What is “Lil’ Champ”?
Lil’ Champ is the name of a rather ugly 1-liter rocket I made. I am featuring it here because of how well this type of rocket performs. The picture below essentially shows you the materials and methods of construction. Basically, create a big foam mess by cutting up a foam football with a sharp blade, then glue what's left to the top of a streamlined seltzer-water bottle. Then glue four corrugated-cardboard fins symmetrically around the tail using Goop™ glue. Pretty simple stuff.
How well does it do?
Quite well. The flight time was almost exactly 10 seconds, which means the rocket went about 120 meters high. This is not bad when you consider that the rocket did this at an air pressure of only 6.9 bar (100 psi). Below is shown a sequence of launch photos, 1/60 second apart. You can see clearly how the water column “chases” after the rocket, one of the fun observations about water rockets.
What does the simulator say?
I tried to reproduce the flight by putting some numbers into Sim Water Rocket, my simulator applet. Here are the most important input values:
- Rocket mass = 84 g
- Bottle diameter = 8.95 cm
- Nozzle adjusters = 50, 27, 50
- Rocket volume = 1.11 L
- Water volume = 0.25 L
- Gas pressure = 6.9 bar
- Launch-tube length = 19.7 cm
- Launcher volume = 0.15 L
In order to fit the simulation to the video data I used CD = 0.15, which is a surprisingly low drag coefficient when compared to other soda-bottle rockets. However, it is a plausible value because, under the right conditions of a turbulent boundary layer, spheres can have CD as low as 0.1. The aerodynamic efficiency of this rocket is the big reason it goes so high. It turns out that the natural mass of this rocket and the amount of water I used are very nearly optimal to maximize apogee height.

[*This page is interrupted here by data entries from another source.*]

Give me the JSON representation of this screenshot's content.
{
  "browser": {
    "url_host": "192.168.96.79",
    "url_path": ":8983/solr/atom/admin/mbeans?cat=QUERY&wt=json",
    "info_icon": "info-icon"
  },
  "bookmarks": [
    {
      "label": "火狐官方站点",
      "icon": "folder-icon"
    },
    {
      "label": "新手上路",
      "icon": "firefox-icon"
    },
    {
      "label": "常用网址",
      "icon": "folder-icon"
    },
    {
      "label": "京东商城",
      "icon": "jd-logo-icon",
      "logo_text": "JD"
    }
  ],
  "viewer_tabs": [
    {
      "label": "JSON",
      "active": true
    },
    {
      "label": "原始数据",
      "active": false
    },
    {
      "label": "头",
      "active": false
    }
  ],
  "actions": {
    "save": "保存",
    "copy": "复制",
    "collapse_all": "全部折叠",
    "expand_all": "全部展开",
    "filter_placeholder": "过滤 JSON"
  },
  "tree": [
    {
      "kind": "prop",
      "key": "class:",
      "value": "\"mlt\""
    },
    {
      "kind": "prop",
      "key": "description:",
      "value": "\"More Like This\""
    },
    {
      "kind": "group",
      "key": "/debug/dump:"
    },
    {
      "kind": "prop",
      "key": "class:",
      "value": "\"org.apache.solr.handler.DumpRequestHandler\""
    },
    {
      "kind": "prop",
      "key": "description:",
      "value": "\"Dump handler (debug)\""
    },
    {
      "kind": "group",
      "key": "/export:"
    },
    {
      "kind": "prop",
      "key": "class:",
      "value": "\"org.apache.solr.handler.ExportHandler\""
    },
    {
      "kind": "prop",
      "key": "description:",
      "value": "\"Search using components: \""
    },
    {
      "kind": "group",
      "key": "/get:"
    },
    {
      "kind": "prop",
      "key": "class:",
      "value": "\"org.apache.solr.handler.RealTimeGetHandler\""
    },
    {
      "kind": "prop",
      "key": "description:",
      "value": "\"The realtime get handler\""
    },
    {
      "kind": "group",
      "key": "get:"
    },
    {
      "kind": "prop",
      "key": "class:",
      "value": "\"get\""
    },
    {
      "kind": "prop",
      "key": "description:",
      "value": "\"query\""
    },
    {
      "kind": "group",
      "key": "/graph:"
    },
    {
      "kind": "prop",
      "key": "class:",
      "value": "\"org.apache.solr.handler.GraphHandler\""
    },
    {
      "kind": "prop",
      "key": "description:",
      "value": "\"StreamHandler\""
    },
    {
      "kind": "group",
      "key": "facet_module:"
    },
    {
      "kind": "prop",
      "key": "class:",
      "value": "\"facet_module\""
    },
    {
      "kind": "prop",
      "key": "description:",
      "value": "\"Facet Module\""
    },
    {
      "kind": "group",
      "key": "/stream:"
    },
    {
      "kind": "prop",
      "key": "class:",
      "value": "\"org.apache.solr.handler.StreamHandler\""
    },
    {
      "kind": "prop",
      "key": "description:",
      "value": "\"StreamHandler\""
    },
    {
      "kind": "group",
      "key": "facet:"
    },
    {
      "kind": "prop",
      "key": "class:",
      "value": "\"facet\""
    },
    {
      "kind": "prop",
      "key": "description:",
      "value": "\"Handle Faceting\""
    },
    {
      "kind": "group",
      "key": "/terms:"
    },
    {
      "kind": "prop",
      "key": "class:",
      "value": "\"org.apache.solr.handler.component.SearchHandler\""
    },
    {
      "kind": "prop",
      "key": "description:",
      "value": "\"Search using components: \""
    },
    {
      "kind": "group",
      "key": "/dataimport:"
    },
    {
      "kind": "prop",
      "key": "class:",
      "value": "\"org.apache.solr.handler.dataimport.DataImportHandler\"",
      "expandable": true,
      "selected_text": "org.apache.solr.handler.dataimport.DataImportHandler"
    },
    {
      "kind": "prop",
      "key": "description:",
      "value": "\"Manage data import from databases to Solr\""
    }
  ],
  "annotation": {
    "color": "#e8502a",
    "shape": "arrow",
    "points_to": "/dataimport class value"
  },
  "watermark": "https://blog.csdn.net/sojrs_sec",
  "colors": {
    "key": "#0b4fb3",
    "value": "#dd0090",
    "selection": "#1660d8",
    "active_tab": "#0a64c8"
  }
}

The simulator predicts that the maximum acceleration of the rocket during the 70-millisecond boost is 289 G. At the end of the boost the velocity is 74 m/s (166 mph). Amazing!